View other properties obtained by applying the large operator
Relation with other properties
- Normality-large normal subgroup
- Self-centralizing normal subgroup::For full proof, refer: Self-centralizing and normal implies normality-large
This subgroup property is transitive: a subgroup with this property in a subgroup with this property, also has this property in the whole group.
ABOUT THIS PROPERTY: View variations of this property that are transitive | View variations of this property that are not transitive
ABOUT TRANSITIVITY: View a complete list of transitive subgroup properties|View a complete list of facts related to transitivity of subgroup properties |Read a survey article on proving transitivity
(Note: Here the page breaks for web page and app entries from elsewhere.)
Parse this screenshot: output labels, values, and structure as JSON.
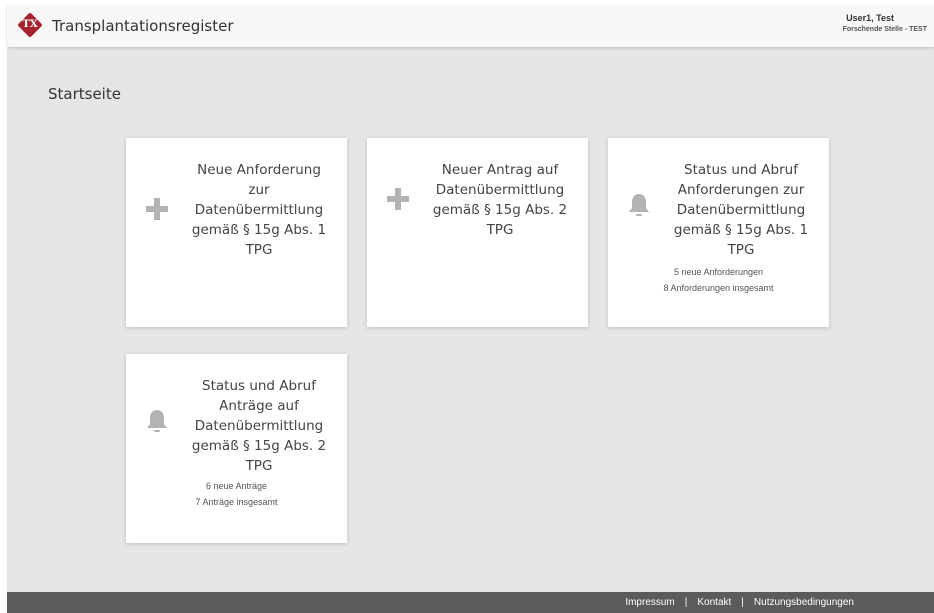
{
  "header": {
    "app_title": "Transplantationsregister",
    "logo_text": "TX",
    "user_name": "User1, Test",
    "user_role": "Forschende Stelle - TEST"
  },
  "page": {
    "title": "Startseite"
  },
  "cards": [
    {
      "icon": "plus-icon",
      "title": "Neue Anforderung zur Datenübermittlung gemäß § 15g Abs. 1 TPG",
      "lines": [
        "Neue Anforderung",
        "zur",
        "Datenübermittlung",
        "gemäß § 15g Abs. 1",
        "TPG"
      ]
    },
    {
      "icon": "plus-icon",
      "title": "Neuer Antrag auf Datenübermittlung gemäß § 15g Abs. 2 TPG",
      "lines": [
        "Neuer Antrag auf",
        "Datenübermittlung",
        "gemäß § 15g Abs. 2",
        "TPG"
      ]
    },
    {
      "icon": "bell-icon",
      "title": "Status und Abruf Anforderungen zur Datenübermittlung gemäß § 15g Abs. 1 TPG",
      "lines": [
        "Status und Abruf",
        "Anforderungen zur",
        "Datenübermittlung",
        "gemäß § 15g Abs. 1",
        "TPG"
      ],
      "info": [
        "5 neue Anforderungen",
        "8 Anforderungen insgesamt"
      ]
    },
    {
      "icon": "bell-icon",
      "title": "Status und Abruf Anträge auf Datenübermittlung gemäß § 15g Abs. 2 TPG",
      "lines": [
        "Status und Abruf",
        "Anträge auf",
        "Datenübermittlung",
        "gemäß § 15g Abs. 2",
        "TPG"
      ],
      "info": [
        "6 neue Anträge",
        "7 Anträge insgesamt"
      ]
    }
  ],
  "footer": {
    "links": [
      "Impressum",
      "Kontakt",
      "Nutzungsbedingungen"
    ],
    "separator": "|"
  },
  "colors": {
    "brand": "#a5232e",
    "background": "#e6e6e6",
    "header": "#f7f7f7",
    "footer": "#5b5b5b",
    "icon": "#b3b3b3"
  }
}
The property of being normality-large is a transitive subgroup property. In other words, any normality-large subgroup of a normality-large subgroup is normality-large. This follows from the theory of the large operator and the fact that normality satisfies the transfer condition.
For full proof, refer: Normality-largeness is transitive
Intermediate subgroup condition
The property of being normality-large does not in general satisfy the intermediate subgroup condition.
An intersection of normality-large subgroups is not in general normality-large. One example of this is a proper nontrivial subgroup in a simple group. This is normality-large, but the intersection of all its conjugates is trivial, and that is not normality-large.
Effect of property operators
The intermediately operator
An intermediately normality-large subgroup is a subgroup that is normality-large in every intermediate subgroup. This is equivalent to the condition that this subgroup does not occur as a retract of any subgroup properly containing it.
While an intersection of two normality-large subgroups is not in general normality-large, the intersection of a normality-large subgroup and a normality-large normal subgroup is always normality-large. Thus, the property of being a normality-large normal subgroup is stronger than the intersection transiter of the property of being a normality-large subgroup.